▸ Input material:
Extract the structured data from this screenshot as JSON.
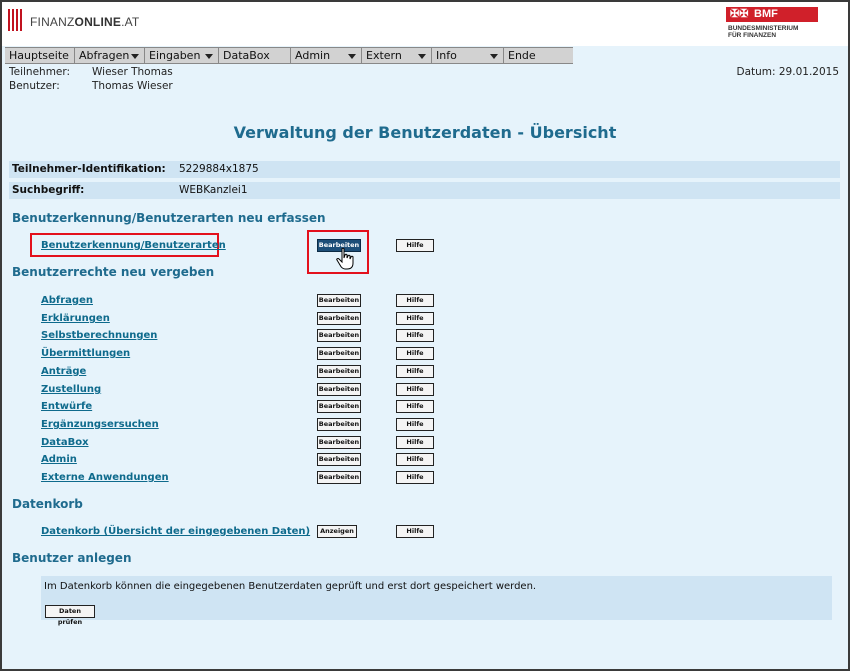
{
  "header": {
    "logo_text_light": "FINANZ",
    "logo_text_bold": "ONLINE",
    "logo_text_suffix": ".AT",
    "bmf_abbr": "BMF",
    "bmf_line1": "BUNDESMINISTERIUM",
    "bmf_line2": "FÜR FINANZEN"
  },
  "menu": {
    "hauptseite": "Hauptseite",
    "abfragen": "Abfragen",
    "eingaben": "Eingaben",
    "databox": "DataBox",
    "admin": "Admin",
    "extern": "Extern",
    "info": "Info",
    "ende": "Ende"
  },
  "user": {
    "teilnehmer_label": "Teilnehmer:",
    "teilnehmer_value": "Wieser Thomas",
    "benutzer_label": "Benutzer:",
    "benutzer_value": "Thomas Wieser",
    "date": "Datum: 29.01.2015"
  },
  "title": "Verwaltung der Benutzerdaten - Übersicht",
  "info": {
    "id_label": "Teilnehmer-Identifikation:",
    "id_value": "5229884x1875",
    "search_label": "Suchbegriff:",
    "search_value": "WEBKanzlei1"
  },
  "section1": {
    "title": "Benutzerkennung/Benutzerarten neu erfassen",
    "link": "Benutzerkennung/Benutzerarten",
    "edit": "Bearbeiten",
    "help": "Hilfe"
  },
  "section2": {
    "title": "Benutzerrechte neu vergeben",
    "edit": "Bearbeiten",
    "help": "Hilfe",
    "items": [
      "Abfragen",
      "Erklärungen",
      "Selbstberechnungen",
      "Übermittlungen",
      "Anträge",
      "Zustellung",
      "Entwürfe",
      "Ergänzungsersuchen",
      "DataBox",
      "Admin",
      "Externe Anwendungen"
    ]
  },
  "section3": {
    "title": "Datenkorb",
    "link": "Datenkorb (Übersicht der eingegebenen Daten)",
    "show": "Anzeigen",
    "help": "Hilfe"
  },
  "section4": {
    "title": "Benutzer anlegen",
    "note": "Im Datenkorb können die eingegebenen Benutzerdaten geprüft und erst dort gespeichert werden.",
    "check": "Daten prüfen"
  }
}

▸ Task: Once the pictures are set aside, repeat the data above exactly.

▸ Task result:
Extract the structured data from this screenshot as JSON.
{
  "header": {
    "logo_text_light": "FINANZ",
    "logo_text_bold": "ONLINE",
    "logo_text_suffix": ".AT",
    "bmf_abbr": "BMF",
    "bmf_line1": "BUNDESMINISTERIUM",
    "bmf_line2": "FÜR FINANZEN"
  },
  "menu": {
    "hauptseite": "Hauptseite",
    "abfragen": "Abfragen",
    "eingaben": "Eingaben",
    "databox": "DataBox",
    "admin": "Admin",
    "extern": "Extern",
    "info": "Info",
    "ende": "Ende"
  },
  "user": {
    "teilnehmer_label": "Teilnehmer:",
    "teilnehmer_value": "Wieser Thomas",
    "benutzer_label": "Benutzer:",
    "benutzer_value": "Thomas Wieser",
    "date": "Datum: 29.01.2015"
  },
  "title": "Verwaltung der Benutzerdaten - Übersicht",
  "info": {
    "id_label": "Teilnehmer-Identifikation:",
    "id_value": "5229884x1875",
    "search_label": "Suchbegriff:",
    "search_value": "WEBKanzlei1"
  },
  "section1": {
    "title": "Benutzerkennung/Benutzerarten neu erfassen",
    "link": "Benutzerkennung/Benutzerarten",
    "edit": "Bearbeiten",
    "help": "Hilfe"
  },
  "section2": {
    "title": "Benutzerrechte neu vergeben",
    "edit": "Bearbeiten",
    "help": "Hilfe",
    "items": [
      "Abfragen",
      "Erklärungen",
      "Selbstberechnungen",
      "Übermittlungen",
      "Anträge",
      "Zustellung",
      "Entwürfe",
      "Ergänzungsersuchen",
      "DataBox",
      "Admin",
      "Externe Anwendungen"
    ]
  },
  "section3": {
    "title": "Datenkorb",
    "link": "Datenkorb (Übersicht der eingegebenen Daten)",
    "show": "Anzeigen",
    "help": "Hilfe"
  },
  "section4": {
    "title": "Benutzer anlegen",
    "note": "Im Datenkorb können die eingegebenen Benutzerdaten geprüft und erst dort gespeichert werden.",
    "check": "Daten prüfen"
  }
}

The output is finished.